Washington, DC—HEMPHILL is pleased to present KABAKOV, the work of Ilya and Emilia Kabakov in their first commercial gallery exhibition in Washington, DC. KABAKOV opens with a public reception from 6:30 pm - 8:30 pm on Saturday, September 10, 2011 and will remain on view through October 29, 2011.
The HEMPHILL exhibition marks the Kabakovs’ first DC show since the Hirshhorn Museum and Sculpture Garden’s 1990 exhibit of Ilya Kabakov’s Ten Characters, an installation recreating the conditions and attitudes of the communal apartments that sprung up and flourished just after the 1917 revolution in Russia.
Ilya Kabakov (b. 1933, Dnepropetrovsk, Ukraine) began his career as an illustrator of children’s books in 1950s Moscow. His government-sanctioned career provided him with the resources needed to pursue secret artwork in his spare time. In these private works, he explored the illustrator’s role as an interpreter of text and image, often highlighting the inevitable discrepancies between the two kinds of information. As he says, “I see this fundamental conflict—of speech devoid of meaning and meaning not given form by speech—in everything that surrounds me, and above all, in myself.” Through fictional characters, his works examine societal transitions between construction and decline, two opposing and linked forces that form a similarly imperfect cycle.

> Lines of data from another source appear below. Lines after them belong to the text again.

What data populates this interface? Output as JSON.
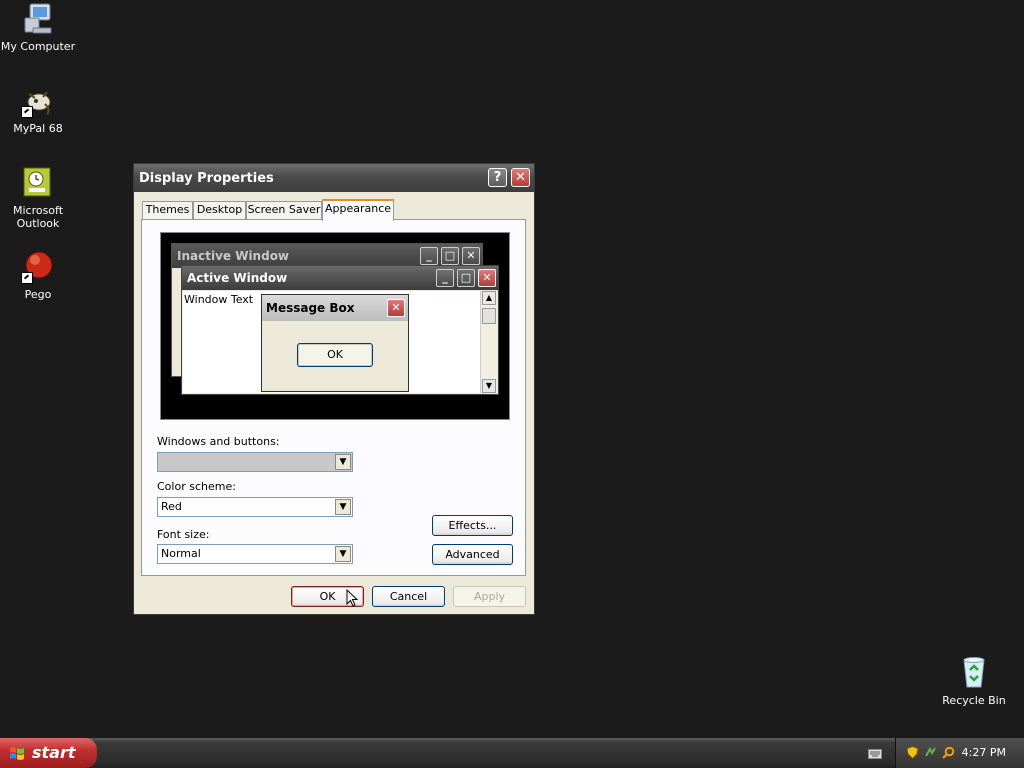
{
  "desktop": {
    "icons": [
      {
        "label": "My Computer",
        "icon": "my-computer-icon"
      },
      {
        "label": "MyPal 68",
        "icon": "mypal-icon"
      },
      {
        "label": "Microsoft\nOutlook",
        "line1": "Microsoft",
        "line2": "Outlook",
        "icon": "outlook-icon"
      },
      {
        "label": "Pego",
        "icon": "pego-icon"
      },
      {
        "label": "Recycle Bin",
        "icon": "recycle-bin-icon"
      }
    ]
  },
  "dialog": {
    "title": "Display Properties",
    "help_glyph": "?",
    "close_glyph": "✕",
    "tabs": [
      "Themes",
      "Desktop",
      "Screen Saver",
      "Appearance"
    ],
    "active_tab": "Appearance",
    "preview": {
      "inactive_title": "Inactive Window",
      "active_title": "Active Window",
      "window_text": "Window Text",
      "message_box_title": "Message Box",
      "message_box_ok": "OK"
    },
    "windows_buttons_label": "Windows and buttons:",
    "windows_buttons_value": "",
    "color_scheme_label": "Color scheme:",
    "color_scheme_value": "Red",
    "font_size_label": "Font size:",
    "font_size_value": "Normal",
    "effects_label": "Effects...",
    "advanced_label": "Advanced",
    "ok_label": "OK",
    "cancel_label": "Cancel",
    "apply_label": "Apply"
  },
  "taskbar": {
    "start_label": "start",
    "clock": "4:27 PM"
  },
  "colors": {
    "desktop_bg": "#1b1b1b",
    "start_red": "#c03030",
    "tab_accent": "#e68b2c"
  }
}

Emilia Kabakov (b. 1945, Dnepropetrovsk, Ukraine) and Ilya have worked collaboratively since 1988. Their work has been shown in more than 170 museums in more than 40 countries, including the Museum of Modern Art, the Whitney Museum of American Art, the Guggenheim Museum, the Centre Pompidou and the Stedelijk Museum. In 1993, they represented Russia at the 45th Venice Biennale. Their work is the subject of more than 40 published books. In 2004, the Kabakovs became the first living Russian artists to exhibit at The State Hermitage Museum. Earlier this year Ilya and Emilia gifted to the museum The Red Wagon, an installation first exhibited in 1991 at the Kunsthalle in Düsseldorf, Germany. The gift is in celebration of the museum’s upcoming 250th anniversary.

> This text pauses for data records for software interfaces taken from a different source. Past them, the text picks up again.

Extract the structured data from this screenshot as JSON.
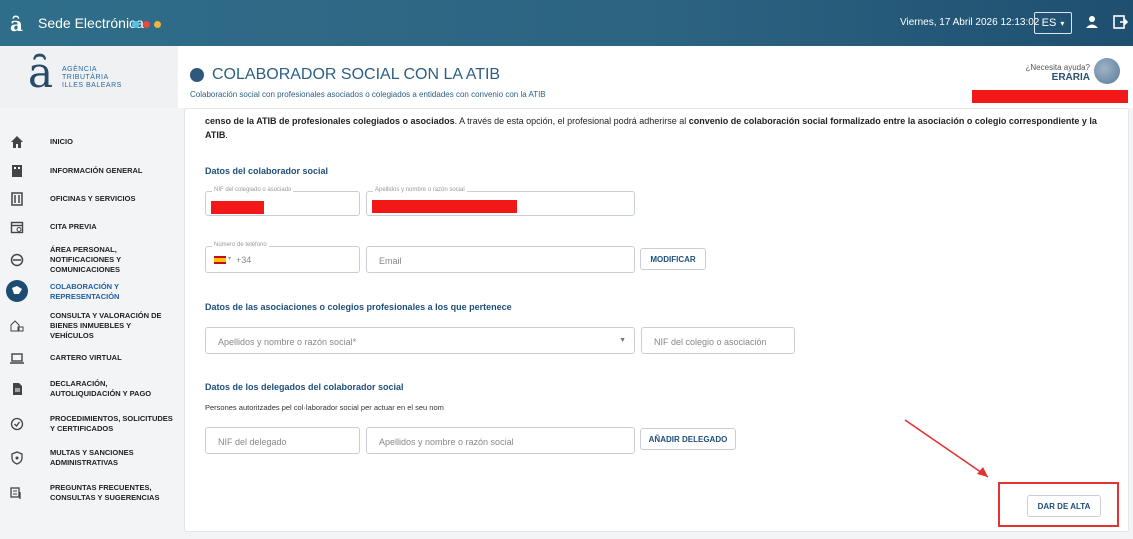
{
  "topbar": {
    "brand": "Sede Electrónica",
    "date": "Viernes, 17 Abril 2026 12:13:02",
    "lang": "ES",
    "lang_caret": "▾"
  },
  "logo": {
    "line1": "AGÈNCIA",
    "line2": "TRIBUTÀRIA",
    "line3": "ILLES BALEARS"
  },
  "page": {
    "title": "COLABORADOR SOCIAL CON LA ATIB",
    "subtitle": "Colaboración social con profesionales asociados o colegiados a entidades con convenio con la ATIB"
  },
  "help": {
    "question": "¿Necesita ayuda?",
    "name": "ERARIA"
  },
  "sidebar": {
    "items": [
      {
        "label": "INICIO",
        "icon": "home-icon"
      },
      {
        "label": "INFORMACIÓN GENERAL",
        "icon": "building-icon"
      },
      {
        "label": "OFICINAS Y SERVICIOS",
        "icon": "office-icon"
      },
      {
        "label": "CITA PREVIA",
        "icon": "calendar-icon"
      },
      {
        "label": "ÁREA PERSONAL, NOTIFICACIONES Y COMUNICACIONES",
        "icon": "user-icon"
      },
      {
        "label": "COLABORACIÓN Y REPRESENTACIÓN",
        "icon": "handshake-icon",
        "active": true
      },
      {
        "label": "CONSULTA Y VALORACIÓN DE BIENES INMUEBLES Y VEHÍCULOS",
        "icon": "house-car-icon"
      },
      {
        "label": "CARTERO VIRTUAL",
        "icon": "laptop-icon"
      },
      {
        "label": "DECLARACIÓN, AUTOLIQUIDACIÓN Y PAGO",
        "icon": "document-icon"
      },
      {
        "label": "PROCEDIMIENTOS, SOLICITUDES Y CERTIFICADOS",
        "icon": "check-circle-icon"
      },
      {
        "label": "MULTAS Y SANCIONES ADMINISTRATIVAS",
        "icon": "shield-icon"
      },
      {
        "label": "PREGUNTAS FRECUENTES, CONSULTAS Y SUGERENCIAS",
        "icon": "faq-icon"
      }
    ]
  },
  "intro": {
    "p1": "censo de la ATIB de profesionales colegiados o asociados",
    "p2": ". A través de esta opción, el profesional podrá adherirse al ",
    "p3": "convenio de colaboración social formalizado entre la asociación o colegio correspondiente y la ATIB",
    "p4": "."
  },
  "section1": {
    "title": "Datos del colaborador social",
    "nif_label": "NIF del colegiado o asociado",
    "name_label": "Apellidos y nombre o razón social",
    "phone_label": "Número de teléfono",
    "phone_prefix": "+34",
    "email_placeholder": "Email",
    "modify_button": "MODIFICAR"
  },
  "section2": {
    "title": "Datos de las asociaciones o colegios profesionales a los que pertenece",
    "select_placeholder": "Apellidos y nombre o razón social*",
    "nif_placeholder": "NIF del colegio o asociación"
  },
  "section3": {
    "title": "Datos de los delegados del colaborador social",
    "note": "Persones autoritzades pel col·laborador social per actuar en el seu nom",
    "nif_placeholder": "NIF del delegado",
    "name_placeholder": "Apellidos y nombre o razón social",
    "add_button": "AÑADIR DELEGADO"
  },
  "submit_button": "DAR DE ALTA",
  "colors": {
    "brand_blue": "#2c5f85",
    "highlight_red": "#e23232",
    "redaction": "#f21818"
  }
}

KABAKOV features a scale model of the “Ship of Tolerance,” a proposed project to construct and launch a life-size ship following an ancient Egyptian design. Children’s drawings depicting social, cultural and political tolerance decorate the ship’s masts. The project was conceived as a worldwide event and was first realized in Siwa, Egypt, in 2005. Launches from several ports across the globe have been made, and future launches proposed. Also on view: a scale model, drawings and schematics for “The Large House of Humanity,” 1998, a project designed for Washington, DC that was never implemented. The model shows a traditional American home with a mansard roof. Suspended from the ceiling inside the house are wire letters that read: “Since home we have but one, this earth we live upon. With our home in constant motion we are striving toward the stars.”
HEMPHILL opened as a commercial gallery in September of 1993. The exhibition program features contemporary art ranging in media by emerging artists, contemporary artists, and modern masters. In addition to solo shows of gallery artists, HEMPHILL mounts exhibitions of historically significant artwork and socially relevant subjects. The diversity of the exhibition schedule is designed to showcase important talent and provide collectors the opportunity to be directly involved in the artists’ community as well as the creative process.